# Task item:
Go over the data and work out how many lines include the word "chevron". Give that number only.

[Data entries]
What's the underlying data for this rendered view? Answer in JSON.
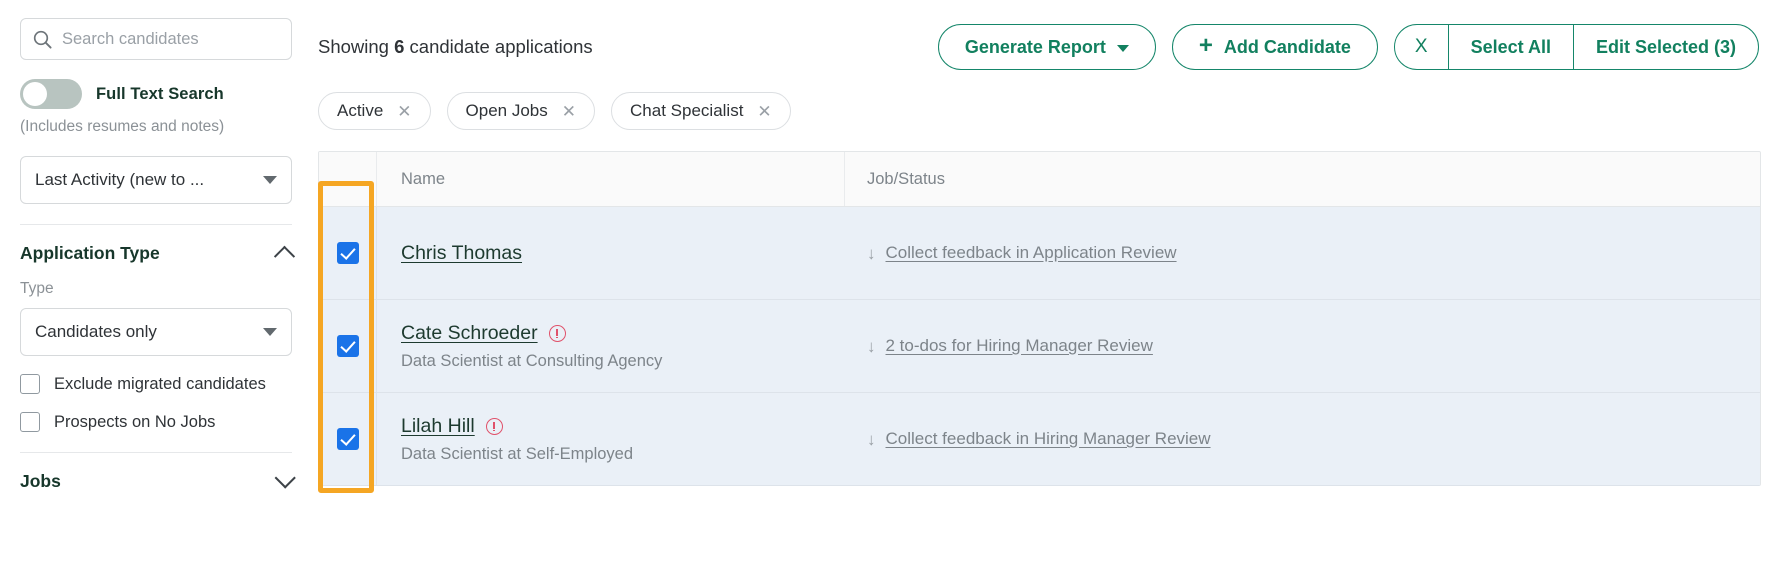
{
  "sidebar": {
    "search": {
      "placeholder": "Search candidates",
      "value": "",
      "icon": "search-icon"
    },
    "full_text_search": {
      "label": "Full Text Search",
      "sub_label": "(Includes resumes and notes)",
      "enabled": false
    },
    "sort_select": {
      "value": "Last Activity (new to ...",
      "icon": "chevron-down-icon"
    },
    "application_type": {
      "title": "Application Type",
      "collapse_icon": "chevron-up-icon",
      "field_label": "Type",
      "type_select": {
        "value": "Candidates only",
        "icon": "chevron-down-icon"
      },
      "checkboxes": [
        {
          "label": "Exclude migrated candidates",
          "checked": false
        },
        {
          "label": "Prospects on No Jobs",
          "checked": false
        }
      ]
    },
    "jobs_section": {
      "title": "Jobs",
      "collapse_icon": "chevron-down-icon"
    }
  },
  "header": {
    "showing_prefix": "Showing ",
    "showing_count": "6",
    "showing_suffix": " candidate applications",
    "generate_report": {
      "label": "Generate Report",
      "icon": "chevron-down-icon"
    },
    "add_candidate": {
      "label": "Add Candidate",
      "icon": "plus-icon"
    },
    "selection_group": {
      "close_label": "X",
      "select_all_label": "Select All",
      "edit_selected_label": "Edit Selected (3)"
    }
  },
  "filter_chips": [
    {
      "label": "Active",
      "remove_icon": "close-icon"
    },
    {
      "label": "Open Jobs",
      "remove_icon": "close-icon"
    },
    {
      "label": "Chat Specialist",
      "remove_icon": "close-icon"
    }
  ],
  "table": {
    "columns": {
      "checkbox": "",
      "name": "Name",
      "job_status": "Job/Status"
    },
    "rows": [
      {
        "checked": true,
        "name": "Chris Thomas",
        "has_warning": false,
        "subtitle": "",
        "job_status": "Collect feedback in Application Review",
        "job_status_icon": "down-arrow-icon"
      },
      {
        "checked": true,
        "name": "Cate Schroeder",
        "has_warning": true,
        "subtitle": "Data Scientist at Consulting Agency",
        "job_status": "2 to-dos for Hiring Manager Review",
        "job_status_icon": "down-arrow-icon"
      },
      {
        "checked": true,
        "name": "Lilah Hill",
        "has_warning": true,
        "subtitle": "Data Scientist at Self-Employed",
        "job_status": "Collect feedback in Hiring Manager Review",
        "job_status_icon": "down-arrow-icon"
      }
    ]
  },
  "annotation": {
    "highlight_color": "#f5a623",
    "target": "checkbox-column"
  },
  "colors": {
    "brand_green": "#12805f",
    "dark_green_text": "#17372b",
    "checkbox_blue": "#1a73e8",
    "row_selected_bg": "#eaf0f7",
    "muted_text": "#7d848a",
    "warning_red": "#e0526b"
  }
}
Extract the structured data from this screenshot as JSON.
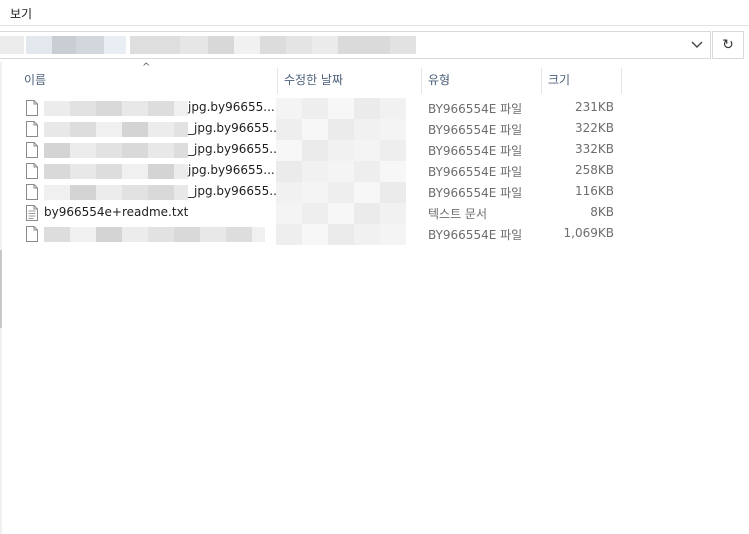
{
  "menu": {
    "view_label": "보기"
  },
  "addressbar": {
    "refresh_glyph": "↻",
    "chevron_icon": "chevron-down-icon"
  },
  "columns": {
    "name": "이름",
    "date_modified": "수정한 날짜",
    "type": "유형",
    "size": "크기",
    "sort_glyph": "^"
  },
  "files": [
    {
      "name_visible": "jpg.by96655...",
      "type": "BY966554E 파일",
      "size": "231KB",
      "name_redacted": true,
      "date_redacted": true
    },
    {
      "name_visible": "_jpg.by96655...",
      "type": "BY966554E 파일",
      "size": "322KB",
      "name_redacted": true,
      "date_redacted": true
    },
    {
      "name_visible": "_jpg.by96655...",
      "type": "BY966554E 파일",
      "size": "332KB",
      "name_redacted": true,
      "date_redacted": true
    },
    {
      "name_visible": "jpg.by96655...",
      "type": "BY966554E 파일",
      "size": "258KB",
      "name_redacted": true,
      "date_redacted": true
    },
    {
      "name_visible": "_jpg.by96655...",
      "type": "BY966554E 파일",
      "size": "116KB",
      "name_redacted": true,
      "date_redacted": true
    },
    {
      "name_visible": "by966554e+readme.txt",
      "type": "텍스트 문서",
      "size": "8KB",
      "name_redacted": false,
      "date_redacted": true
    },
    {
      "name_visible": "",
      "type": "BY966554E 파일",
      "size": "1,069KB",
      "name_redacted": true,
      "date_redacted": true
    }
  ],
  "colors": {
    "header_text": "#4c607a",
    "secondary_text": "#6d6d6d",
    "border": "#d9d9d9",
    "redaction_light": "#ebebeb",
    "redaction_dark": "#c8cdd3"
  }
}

# Exercise answer:
6